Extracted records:

>>>

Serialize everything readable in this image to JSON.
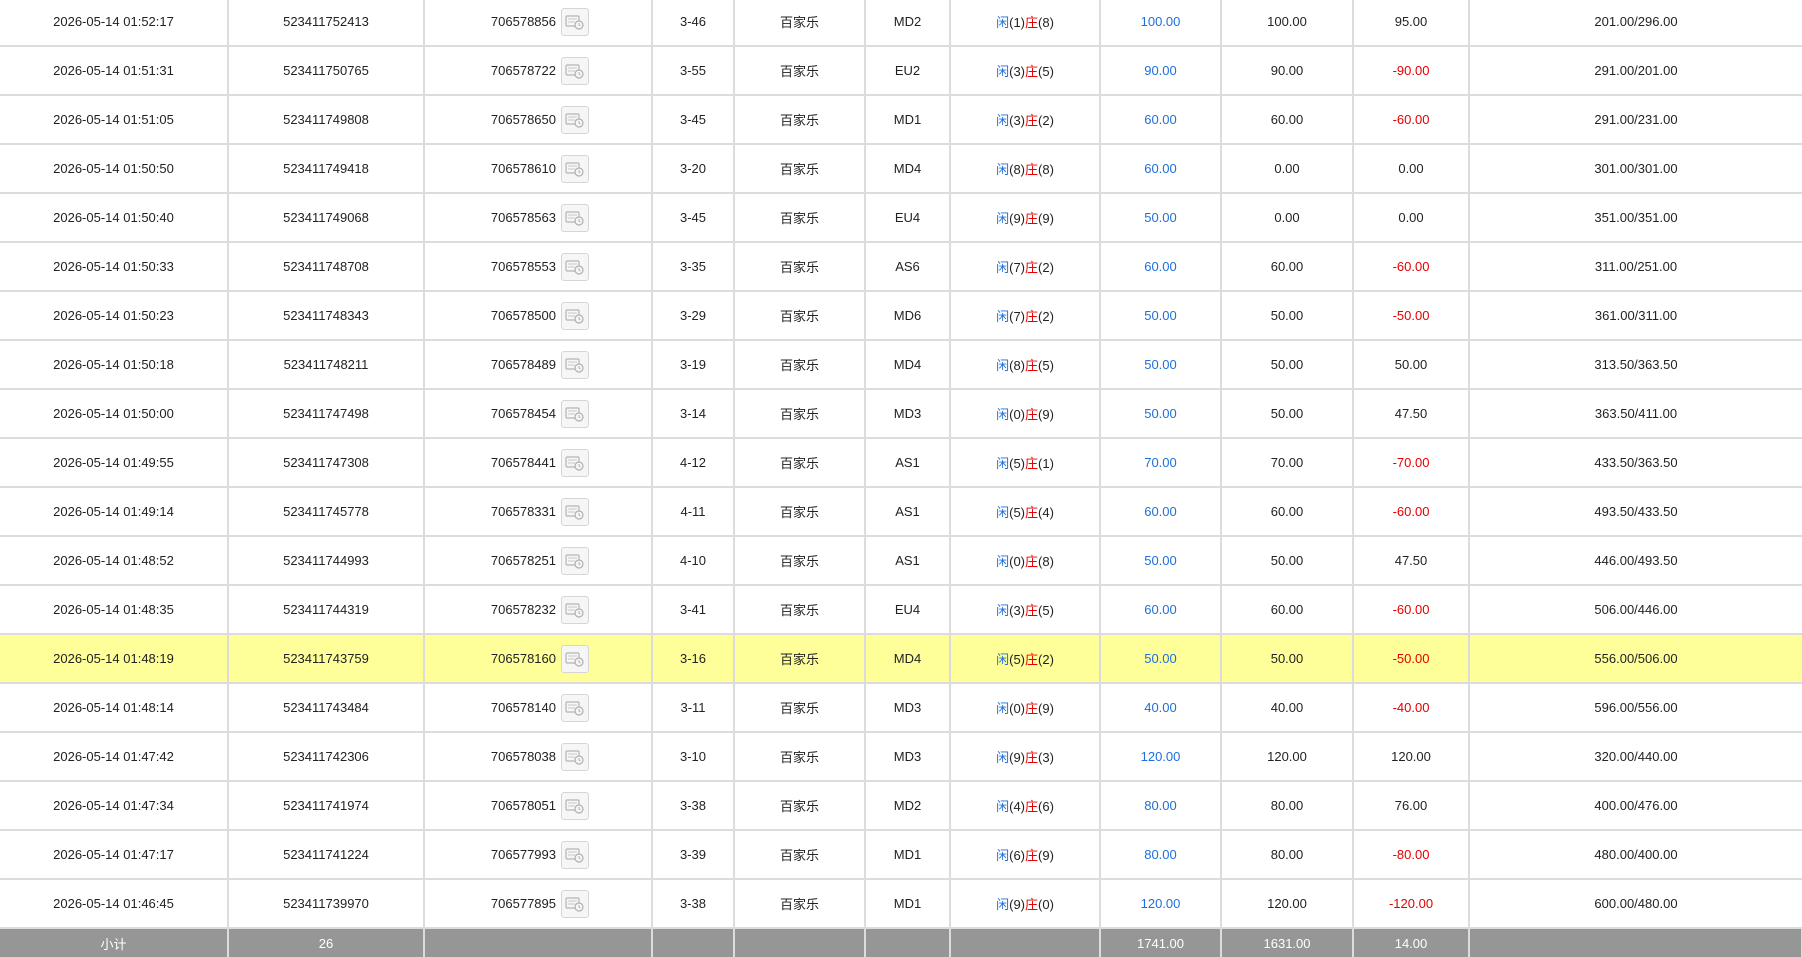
{
  "labels": {
    "player": "闲",
    "banker": "庄"
  },
  "colors": {
    "blue": "#1e6fdc",
    "red": "#e60000",
    "highlight": "#ffff99",
    "subtotal_bg": "#969696"
  },
  "rows": [
    {
      "time": "2026-05-14 01:52:17",
      "bet_id": "523411752413",
      "round": "706578856",
      "shoe": "3-46",
      "game": "百家乐",
      "table": "MD2",
      "player": "1",
      "banker": "8",
      "bet": "100.00",
      "valid": "100.00",
      "win": "95.00",
      "win_neg": false,
      "balance": "201.00/296.00"
    },
    {
      "time": "2026-05-14 01:51:31",
      "bet_id": "523411750765",
      "round": "706578722",
      "shoe": "3-55",
      "game": "百家乐",
      "table": "EU2",
      "player": "3",
      "banker": "5",
      "bet": "90.00",
      "valid": "90.00",
      "win": "-90.00",
      "win_neg": true,
      "balance": "291.00/201.00"
    },
    {
      "time": "2026-05-14 01:51:05",
      "bet_id": "523411749808",
      "round": "706578650",
      "shoe": "3-45",
      "game": "百家乐",
      "table": "MD1",
      "player": "3",
      "banker": "2",
      "bet": "60.00",
      "valid": "60.00",
      "win": "-60.00",
      "win_neg": true,
      "balance": "291.00/231.00"
    },
    {
      "time": "2026-05-14 01:50:50",
      "bet_id": "523411749418",
      "round": "706578610",
      "shoe": "3-20",
      "game": "百家乐",
      "table": "MD4",
      "player": "8",
      "banker": "8",
      "bet": "60.00",
      "valid": "0.00",
      "win": "0.00",
      "win_neg": false,
      "balance": "301.00/301.00"
    },
    {
      "time": "2026-05-14 01:50:40",
      "bet_id": "523411749068",
      "round": "706578563",
      "shoe": "3-45",
      "game": "百家乐",
      "table": "EU4",
      "player": "9",
      "banker": "9",
      "bet": "50.00",
      "valid": "0.00",
      "win": "0.00",
      "win_neg": false,
      "balance": "351.00/351.00"
    },
    {
      "time": "2026-05-14 01:50:33",
      "bet_id": "523411748708",
      "round": "706578553",
      "shoe": "3-35",
      "game": "百家乐",
      "table": "AS6",
      "player": "7",
      "banker": "2",
      "bet": "60.00",
      "valid": "60.00",
      "win": "-60.00",
      "win_neg": true,
      "balance": "311.00/251.00"
    },
    {
      "time": "2026-05-14 01:50:23",
      "bet_id": "523411748343",
      "round": "706578500",
      "shoe": "3-29",
      "game": "百家乐",
      "table": "MD6",
      "player": "7",
      "banker": "2",
      "bet": "50.00",
      "valid": "50.00",
      "win": "-50.00",
      "win_neg": true,
      "balance": "361.00/311.00"
    },
    {
      "time": "2026-05-14 01:50:18",
      "bet_id": "523411748211",
      "round": "706578489",
      "shoe": "3-19",
      "game": "百家乐",
      "table": "MD4",
      "player": "8",
      "banker": "5",
      "bet": "50.00",
      "valid": "50.00",
      "win": "50.00",
      "win_neg": false,
      "balance": "313.50/363.50"
    },
    {
      "time": "2026-05-14 01:50:00",
      "bet_id": "523411747498",
      "round": "706578454",
      "shoe": "3-14",
      "game": "百家乐",
      "table": "MD3",
      "player": "0",
      "banker": "9",
      "bet": "50.00",
      "valid": "50.00",
      "win": "47.50",
      "win_neg": false,
      "balance": "363.50/411.00"
    },
    {
      "time": "2026-05-14 01:49:55",
      "bet_id": "523411747308",
      "round": "706578441",
      "shoe": "4-12",
      "game": "百家乐",
      "table": "AS1",
      "player": "5",
      "banker": "1",
      "bet": "70.00",
      "valid": "70.00",
      "win": "-70.00",
      "win_neg": true,
      "balance": "433.50/363.50"
    },
    {
      "time": "2026-05-14 01:49:14",
      "bet_id": "523411745778",
      "round": "706578331",
      "shoe": "4-11",
      "game": "百家乐",
      "table": "AS1",
      "player": "5",
      "banker": "4",
      "bet": "60.00",
      "valid": "60.00",
      "win": "-60.00",
      "win_neg": true,
      "balance": "493.50/433.50"
    },
    {
      "time": "2026-05-14 01:48:52",
      "bet_id": "523411744993",
      "round": "706578251",
      "shoe": "4-10",
      "game": "百家乐",
      "table": "AS1",
      "player": "0",
      "banker": "8",
      "bet": "50.00",
      "valid": "50.00",
      "win": "47.50",
      "win_neg": false,
      "balance": "446.00/493.50"
    },
    {
      "time": "2026-05-14 01:48:35",
      "bet_id": "523411744319",
      "round": "706578232",
      "shoe": "3-41",
      "game": "百家乐",
      "table": "EU4",
      "player": "3",
      "banker": "5",
      "bet": "60.00",
      "valid": "60.00",
      "win": "-60.00",
      "win_neg": true,
      "balance": "506.00/446.00"
    },
    {
      "time": "2026-05-14 01:48:19",
      "bet_id": "523411743759",
      "round": "706578160",
      "shoe": "3-16",
      "game": "百家乐",
      "table": "MD4",
      "player": "5",
      "banker": "2",
      "bet": "50.00",
      "valid": "50.00",
      "win": "-50.00",
      "win_neg": true,
      "balance": "556.00/506.00",
      "highlight": true
    },
    {
      "time": "2026-05-14 01:48:14",
      "bet_id": "523411743484",
      "round": "706578140",
      "shoe": "3-11",
      "game": "百家乐",
      "table": "MD3",
      "player": "0",
      "banker": "9",
      "bet": "40.00",
      "valid": "40.00",
      "win": "-40.00",
      "win_neg": true,
      "balance": "596.00/556.00"
    },
    {
      "time": "2026-05-14 01:47:42",
      "bet_id": "523411742306",
      "round": "706578038",
      "shoe": "3-10",
      "game": "百家乐",
      "table": "MD3",
      "player": "9",
      "banker": "3",
      "bet": "120.00",
      "valid": "120.00",
      "win": "120.00",
      "win_neg": false,
      "balance": "320.00/440.00"
    },
    {
      "time": "2026-05-14 01:47:34",
      "bet_id": "523411741974",
      "round": "706578051",
      "shoe": "3-38",
      "game": "百家乐",
      "table": "MD2",
      "player": "4",
      "banker": "6",
      "bet": "80.00",
      "valid": "80.00",
      "win": "76.00",
      "win_neg": false,
      "balance": "400.00/476.00"
    },
    {
      "time": "2026-05-14 01:47:17",
      "bet_id": "523411741224",
      "round": "706577993",
      "shoe": "3-39",
      "game": "百家乐",
      "table": "MD1",
      "player": "6",
      "banker": "9",
      "bet": "80.00",
      "valid": "80.00",
      "win": "-80.00",
      "win_neg": true,
      "balance": "480.00/400.00"
    },
    {
      "time": "2026-05-14 01:46:45",
      "bet_id": "523411739970",
      "round": "706577895",
      "shoe": "3-38",
      "game": "百家乐",
      "table": "MD1",
      "player": "9",
      "banker": "0",
      "bet": "120.00",
      "valid": "120.00",
      "win": "-120.00",
      "win_neg": true,
      "balance": "600.00/480.00"
    }
  ],
  "subtotal": {
    "label": "小计",
    "count": "26",
    "bet": "1741.00",
    "valid": "1631.00",
    "win": "14.00"
  }
}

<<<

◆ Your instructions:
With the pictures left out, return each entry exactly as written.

◆ Task answer:
Serialize everything readable in this image to JSON.
{
  "labels": {
    "player": "闲",
    "banker": "庄"
  },
  "colors": {
    "blue": "#1e6fdc",
    "red": "#e60000",
    "highlight": "#ffff99",
    "subtotal_bg": "#969696"
  },
  "rows": [
    {
      "time": "2026-05-14 01:52:17",
      "bet_id": "523411752413",
      "round": "706578856",
      "shoe": "3-46",
      "game": "百家乐",
      "table": "MD2",
      "player": "1",
      "banker": "8",
      "bet": "100.00",
      "valid": "100.00",
      "win": "95.00",
      "win_neg": false,
      "balance": "201.00/296.00"
    },
    {
      "time": "2026-05-14 01:51:31",
      "bet_id": "523411750765",
      "round": "706578722",
      "shoe": "3-55",
      "game": "百家乐",
      "table": "EU2",
      "player": "3",
      "banker": "5",
      "bet": "90.00",
      "valid": "90.00",
      "win": "-90.00",
      "win_neg": true,
      "balance": "291.00/201.00"
    },
    {
      "time": "2026-05-14 01:51:05",
      "bet_id": "523411749808",
      "round": "706578650",
      "shoe": "3-45",
      "game": "百家乐",
      "table": "MD1",
      "player": "3",
      "banker": "2",
      "bet": "60.00",
      "valid": "60.00",
      "win": "-60.00",
      "win_neg": true,
      "balance": "291.00/231.00"
    },
    {
      "time": "2026-05-14 01:50:50",
      "bet_id": "523411749418",
      "round": "706578610",
      "shoe": "3-20",
      "game": "百家乐",
      "table": "MD4",
      "player": "8",
      "banker": "8",
      "bet": "60.00",
      "valid": "0.00",
      "win": "0.00",
      "win_neg": false,
      "balance": "301.00/301.00"
    },
    {
      "time": "2026-05-14 01:50:40",
      "bet_id": "523411749068",
      "round": "706578563",
      "shoe": "3-45",
      "game": "百家乐",
      "table": "EU4",
      "player": "9",
      "banker": "9",
      "bet": "50.00",
      "valid": "0.00",
      "win": "0.00",
      "win_neg": false,
      "balance": "351.00/351.00"
    },
    {
      "time": "2026-05-14 01:50:33",
      "bet_id": "523411748708",
      "round": "706578553",
      "shoe": "3-35",
      "game": "百家乐",
      "table": "AS6",
      "player": "7",
      "banker": "2",
      "bet": "60.00",
      "valid": "60.00",
      "win": "-60.00",
      "win_neg": true,
      "balance": "311.00/251.00"
    },
    {
      "time": "2026-05-14 01:50:23",
      "bet_id": "523411748343",
      "round": "706578500",
      "shoe": "3-29",
      "game": "百家乐",
      "table": "MD6",
      "player": "7",
      "banker": "2",
      "bet": "50.00",
      "valid": "50.00",
      "win": "-50.00",
      "win_neg": true,
      "balance": "361.00/311.00"
    },
    {
      "time": "2026-05-14 01:50:18",
      "bet_id": "523411748211",
      "round": "706578489",
      "shoe": "3-19",
      "game": "百家乐",
      "table": "MD4",
      "player": "8",
      "banker": "5",
      "bet": "50.00",
      "valid": "50.00",
      "win": "50.00",
      "win_neg": false,
      "balance": "313.50/363.50"
    },
    {
      "time": "2026-05-14 01:50:00",
      "bet_id": "523411747498",
      "round": "706578454",
      "shoe": "3-14",
      "game": "百家乐",
      "table": "MD3",
      "player": "0",
      "banker": "9",
      "bet": "50.00",
      "valid": "50.00",
      "win": "47.50",
      "win_neg": false,
      "balance": "363.50/411.00"
    },
    {
      "time": "2026-05-14 01:49:55",
      "bet_id": "523411747308",
      "round": "706578441",
      "shoe": "4-12",
      "game": "百家乐",
      "table": "AS1",
      "player": "5",
      "banker": "1",
      "bet": "70.00",
      "valid": "70.00",
      "win": "-70.00",
      "win_neg": true,
      "balance": "433.50/363.50"
    },
    {
      "time": "2026-05-14 01:49:14",
      "bet_id": "523411745778",
      "round": "706578331",
      "shoe": "4-11",
      "game": "百家乐",
      "table": "AS1",
      "player": "5",
      "banker": "4",
      "bet": "60.00",
      "valid": "60.00",
      "win": "-60.00",
      "win_neg": true,
      "balance": "493.50/433.50"
    },
    {
      "time": "2026-05-14 01:48:52",
      "bet_id": "523411744993",
      "round": "706578251",
      "shoe": "4-10",
      "game": "百家乐",
      "table": "AS1",
      "player": "0",
      "banker": "8",
      "bet": "50.00",
      "valid": "50.00",
      "win": "47.50",
      "win_neg": false,
      "balance": "446.00/493.50"
    },
    {
      "time": "2026-05-14 01:48:35",
      "bet_id": "523411744319",
      "round": "706578232",
      "shoe": "3-41",
      "game": "百家乐",
      "table": "EU4",
      "player": "3",
      "banker": "5",
      "bet": "60.00",
      "valid": "60.00",
      "win": "-60.00",
      "win_neg": true,
      "balance": "506.00/446.00"
    },
    {
      "time": "2026-05-14 01:48:19",
      "bet_id": "523411743759",
      "round": "706578160",
      "shoe": "3-16",
      "game": "百家乐",
      "table": "MD4",
      "player": "5",
      "banker": "2",
      "bet": "50.00",
      "valid": "50.00",
      "win": "-50.00",
      "win_neg": true,
      "balance": "556.00/506.00",
      "highlight": true
    },
    {
      "time": "2026-05-14 01:48:14",
      "bet_id": "523411743484",
      "round": "706578140",
      "shoe": "3-11",
      "game": "百家乐",
      "table": "MD3",
      "player": "0",
      "banker": "9",
      "bet": "40.00",
      "valid": "40.00",
      "win": "-40.00",
      "win_neg": true,
      "balance": "596.00/556.00"
    },
    {
      "time": "2026-05-14 01:47:42",
      "bet_id": "523411742306",
      "round": "706578038",
      "shoe": "3-10",
      "game": "百家乐",
      "table": "MD3",
      "player": "9",
      "banker": "3",
      "bet": "120.00",
      "valid": "120.00",
      "win": "120.00",
      "win_neg": false,
      "balance": "320.00/440.00"
    },
    {
      "time": "2026-05-14 01:47:34",
      "bet_id": "523411741974",
      "round": "706578051",
      "shoe": "3-38",
      "game": "百家乐",
      "table": "MD2",
      "player": "4",
      "banker": "6",
      "bet": "80.00",
      "valid": "80.00",
      "win": "76.00",
      "win_neg": false,
      "balance": "400.00/476.00"
    },
    {
      "time": "2026-05-14 01:47:17",
      "bet_id": "523411741224",
      "round": "706577993",
      "shoe": "3-39",
      "game": "百家乐",
      "table": "MD1",
      "player": "6",
      "banker": "9",
      "bet": "80.00",
      "valid": "80.00",
      "win": "-80.00",
      "win_neg": true,
      "balance": "480.00/400.00"
    },
    {
      "time": "2026-05-14 01:46:45",
      "bet_id": "523411739970",
      "round": "706577895",
      "shoe": "3-38",
      "game": "百家乐",
      "table": "MD1",
      "player": "9",
      "banker": "0",
      "bet": "120.00",
      "valid": "120.00",
      "win": "-120.00",
      "win_neg": true,
      "balance": "600.00/480.00"
    }
  ],
  "subtotal": {
    "label": "小计",
    "count": "26",
    "bet": "1741.00",
    "valid": "1631.00",
    "win": "14.00"
  }
}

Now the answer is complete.